How he’ll be remembered has yet to be seen. While he’s been able to lead the Ravens to a good amount of success during his 11 seasons with the team, he has always been criticized by the media for his inconsistent performance, especially over the past few seasons.  

Even though Flacco may not have been the greatest quarterback ever, he still has done stuff that few quarterbacks said they could do. He has a Super Bowl MVP under his belt, which is every NFL player’s dream. During that Super Bowl season in 2012, Flacco had a nearly flawless postseason, throwing eleven touchdowns and zero interceptions. He’s in good company as the only other person to do that in a postseason was Joe Montana. Along the way, he beat two of the best quarterbacks in NFL history, Peyton Manning and Tom Brady. The only other person to do that was Mark Sanchez. He was also the first quarterback to lead his team to the playoffs in his first five seasons and has the most road postseason wins among quarterbacks at 6.  

However, after the Super Bowl season, Flacco signed a big contract worth $120 million. In 2013, he regressed significantly, and the Ravens missed the playoffs for the first time during his tenure. He was able to rebound and lead the Ravens back to the playoffs in 2014, but the next few years were marked by injuries and declining performance. He tore his ACL in 2015 and had subpar seasons in 2016 and 2017. 

This past season saw Flacco play his best football in years with a revamped wide receiver corps during the first half of the year. However, he hurt his hip midway through the season, and Lamar Jackson took the season by storm with his electrifying athleticism, leading a 4-5 team to win 6 of its last 7 games and the AFC North title. 

Although Flacco didn’t play like he was being paid $120 million, he still showed shades of the Super Bowl MVP he once was during his later years with the team. In 2014, he threw a career high 27 touchdowns and barely missed out on throwing 4,000 yards. In 2016, amid his decline, he was still able to throw a career high 4,317 yards. And during the game in 2015 in which he tore his ACL, he didn’t let that stop him from leading the Ravens on a game winning drive. 

Flacco’s main problem was consistency. One week, he could play like Joe Montana and then play like Ryan Leaf the next.  

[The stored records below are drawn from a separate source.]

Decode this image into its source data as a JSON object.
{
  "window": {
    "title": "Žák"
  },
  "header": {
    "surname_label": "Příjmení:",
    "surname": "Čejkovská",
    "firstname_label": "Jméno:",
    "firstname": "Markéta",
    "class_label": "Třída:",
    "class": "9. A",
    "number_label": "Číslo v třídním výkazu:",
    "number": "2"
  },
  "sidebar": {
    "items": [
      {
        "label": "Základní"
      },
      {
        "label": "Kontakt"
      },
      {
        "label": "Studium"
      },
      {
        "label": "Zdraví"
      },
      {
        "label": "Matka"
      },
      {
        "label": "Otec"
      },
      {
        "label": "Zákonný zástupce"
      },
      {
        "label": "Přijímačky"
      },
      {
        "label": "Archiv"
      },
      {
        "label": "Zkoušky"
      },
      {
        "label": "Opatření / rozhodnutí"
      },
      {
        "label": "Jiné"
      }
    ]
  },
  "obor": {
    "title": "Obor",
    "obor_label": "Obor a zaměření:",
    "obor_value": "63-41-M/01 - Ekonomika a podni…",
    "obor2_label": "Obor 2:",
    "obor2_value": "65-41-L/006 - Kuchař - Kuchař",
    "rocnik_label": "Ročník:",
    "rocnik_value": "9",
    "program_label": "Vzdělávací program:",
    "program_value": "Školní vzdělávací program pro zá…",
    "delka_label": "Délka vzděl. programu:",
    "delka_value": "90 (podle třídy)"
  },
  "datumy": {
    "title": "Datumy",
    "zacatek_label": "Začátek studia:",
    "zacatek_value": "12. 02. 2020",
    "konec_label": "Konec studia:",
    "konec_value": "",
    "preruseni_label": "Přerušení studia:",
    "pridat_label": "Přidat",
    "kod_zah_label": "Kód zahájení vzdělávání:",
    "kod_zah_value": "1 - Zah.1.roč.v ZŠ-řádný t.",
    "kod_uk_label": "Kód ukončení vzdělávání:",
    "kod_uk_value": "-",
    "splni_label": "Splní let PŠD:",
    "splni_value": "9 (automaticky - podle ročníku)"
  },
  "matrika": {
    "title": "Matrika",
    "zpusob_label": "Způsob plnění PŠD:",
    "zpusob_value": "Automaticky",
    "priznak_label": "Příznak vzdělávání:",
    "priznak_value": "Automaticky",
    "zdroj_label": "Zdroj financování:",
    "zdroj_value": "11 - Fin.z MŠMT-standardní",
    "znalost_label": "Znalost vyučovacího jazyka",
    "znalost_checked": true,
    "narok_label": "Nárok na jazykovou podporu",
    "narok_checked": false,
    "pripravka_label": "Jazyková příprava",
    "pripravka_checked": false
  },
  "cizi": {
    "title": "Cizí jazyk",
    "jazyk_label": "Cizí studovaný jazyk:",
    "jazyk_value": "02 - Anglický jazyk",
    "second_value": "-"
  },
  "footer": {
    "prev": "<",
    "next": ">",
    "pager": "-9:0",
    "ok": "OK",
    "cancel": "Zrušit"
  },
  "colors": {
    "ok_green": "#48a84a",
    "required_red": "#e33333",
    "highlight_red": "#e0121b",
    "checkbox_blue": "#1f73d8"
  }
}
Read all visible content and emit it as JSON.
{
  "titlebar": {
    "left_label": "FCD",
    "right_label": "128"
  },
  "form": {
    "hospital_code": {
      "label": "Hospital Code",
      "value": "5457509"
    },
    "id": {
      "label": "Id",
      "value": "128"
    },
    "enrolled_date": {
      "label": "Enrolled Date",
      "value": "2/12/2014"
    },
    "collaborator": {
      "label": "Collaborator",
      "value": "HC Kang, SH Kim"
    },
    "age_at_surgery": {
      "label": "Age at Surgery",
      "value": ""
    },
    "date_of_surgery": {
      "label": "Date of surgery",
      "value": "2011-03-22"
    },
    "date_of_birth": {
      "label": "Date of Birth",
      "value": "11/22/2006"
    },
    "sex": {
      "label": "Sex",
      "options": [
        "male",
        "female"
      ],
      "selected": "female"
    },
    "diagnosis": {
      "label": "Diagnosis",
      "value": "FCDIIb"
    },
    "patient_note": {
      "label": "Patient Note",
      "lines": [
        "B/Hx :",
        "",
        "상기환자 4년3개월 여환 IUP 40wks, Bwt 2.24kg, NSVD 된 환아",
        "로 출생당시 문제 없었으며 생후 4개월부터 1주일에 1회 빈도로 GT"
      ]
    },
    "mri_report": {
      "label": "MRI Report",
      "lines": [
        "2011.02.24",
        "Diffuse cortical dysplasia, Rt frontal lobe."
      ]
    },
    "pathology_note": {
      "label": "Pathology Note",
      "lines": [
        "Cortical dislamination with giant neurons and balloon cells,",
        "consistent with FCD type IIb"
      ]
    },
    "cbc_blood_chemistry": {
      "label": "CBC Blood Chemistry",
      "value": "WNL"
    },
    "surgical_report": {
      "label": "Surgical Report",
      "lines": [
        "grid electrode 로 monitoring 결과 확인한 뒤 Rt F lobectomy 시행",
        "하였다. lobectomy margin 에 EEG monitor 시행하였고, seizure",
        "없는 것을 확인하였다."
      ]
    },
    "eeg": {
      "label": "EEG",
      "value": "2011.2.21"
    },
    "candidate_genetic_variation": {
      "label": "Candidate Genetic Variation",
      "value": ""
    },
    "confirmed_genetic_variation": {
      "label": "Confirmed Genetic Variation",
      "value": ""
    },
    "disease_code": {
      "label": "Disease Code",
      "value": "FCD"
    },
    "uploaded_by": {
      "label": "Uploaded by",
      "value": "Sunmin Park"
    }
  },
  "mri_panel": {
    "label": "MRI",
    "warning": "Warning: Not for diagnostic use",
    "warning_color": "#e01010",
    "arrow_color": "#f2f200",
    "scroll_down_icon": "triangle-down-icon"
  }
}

In conclusion, even though he may not have been an elite quarterback, he was still a very talented player who could rise to the occasion when it mattered the most. He turned the Ravens from a struggling team to annual playoff contenders. His magical performance in the 2012 postseason is what sealed his place in Ravens history. Ravens nation will be eternally grateful for that run, but that’s in the past. He’s 34 years old and is well past his prime. The Ravens have a young prospect in Lamar Jackson, and he has a lot of potential to grow into a talented star who can lead them into the future.